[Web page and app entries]
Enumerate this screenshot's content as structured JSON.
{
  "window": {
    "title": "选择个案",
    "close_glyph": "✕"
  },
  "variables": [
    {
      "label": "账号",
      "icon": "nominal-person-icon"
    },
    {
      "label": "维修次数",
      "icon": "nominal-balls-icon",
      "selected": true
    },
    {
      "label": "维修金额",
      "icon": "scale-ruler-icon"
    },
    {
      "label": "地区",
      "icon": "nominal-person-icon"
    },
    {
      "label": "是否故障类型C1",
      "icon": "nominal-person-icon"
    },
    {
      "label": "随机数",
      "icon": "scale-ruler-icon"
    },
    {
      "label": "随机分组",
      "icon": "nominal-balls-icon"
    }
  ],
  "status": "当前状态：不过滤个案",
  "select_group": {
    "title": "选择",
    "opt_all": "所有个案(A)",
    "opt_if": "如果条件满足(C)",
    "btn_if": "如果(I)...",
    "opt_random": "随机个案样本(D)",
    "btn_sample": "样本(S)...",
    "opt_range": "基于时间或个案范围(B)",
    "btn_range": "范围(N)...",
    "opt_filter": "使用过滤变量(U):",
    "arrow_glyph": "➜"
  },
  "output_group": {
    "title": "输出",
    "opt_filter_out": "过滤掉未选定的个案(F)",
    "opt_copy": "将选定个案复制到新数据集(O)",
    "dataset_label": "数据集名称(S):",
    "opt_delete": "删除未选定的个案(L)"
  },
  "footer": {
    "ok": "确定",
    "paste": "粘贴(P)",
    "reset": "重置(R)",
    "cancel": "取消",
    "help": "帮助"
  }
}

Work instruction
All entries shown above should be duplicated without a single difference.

Result
Enumerate this screenshot's content as structured JSON.
{
  "window": {
    "title": "选择个案",
    "close_glyph": "✕"
  },
  "variables": [
    {
      "label": "账号",
      "icon": "nominal-person-icon"
    },
    {
      "label": "维修次数",
      "icon": "nominal-balls-icon",
      "selected": true
    },
    {
      "label": "维修金额",
      "icon": "scale-ruler-icon"
    },
    {
      "label": "地区",
      "icon": "nominal-person-icon"
    },
    {
      "label": "是否故障类型C1",
      "icon": "nominal-person-icon"
    },
    {
      "label": "随机数",
      "icon": "scale-ruler-icon"
    },
    {
      "label": "随机分组",
      "icon": "nominal-balls-icon"
    }
  ],
  "status": "当前状态：不过滤个案",
  "select_group": {
    "title": "选择",
    "opt_all": "所有个案(A)",
    "opt_if": "如果条件满足(C)",
    "btn_if": "如果(I)...",
    "opt_random": "随机个案样本(D)",
    "btn_sample": "样本(S)...",
    "opt_range": "基于时间或个案范围(B)",
    "btn_range": "范围(N)...",
    "opt_filter": "使用过滤变量(U):",
    "arrow_glyph": "➜"
  },
  "output_group": {
    "title": "输出",
    "opt_filter_out": "过滤掉未选定的个案(F)",
    "opt_copy": "将选定个案复制到新数据集(O)",
    "dataset_label": "数据集名称(S):",
    "opt_delete": "删除未选定的个案(L)"
  },
  "footer": {
    "ok": "确定",
    "paste": "粘贴(P)",
    "reset": "重置(R)",
    "cancel": "取消",
    "help": "帮助"
  }
}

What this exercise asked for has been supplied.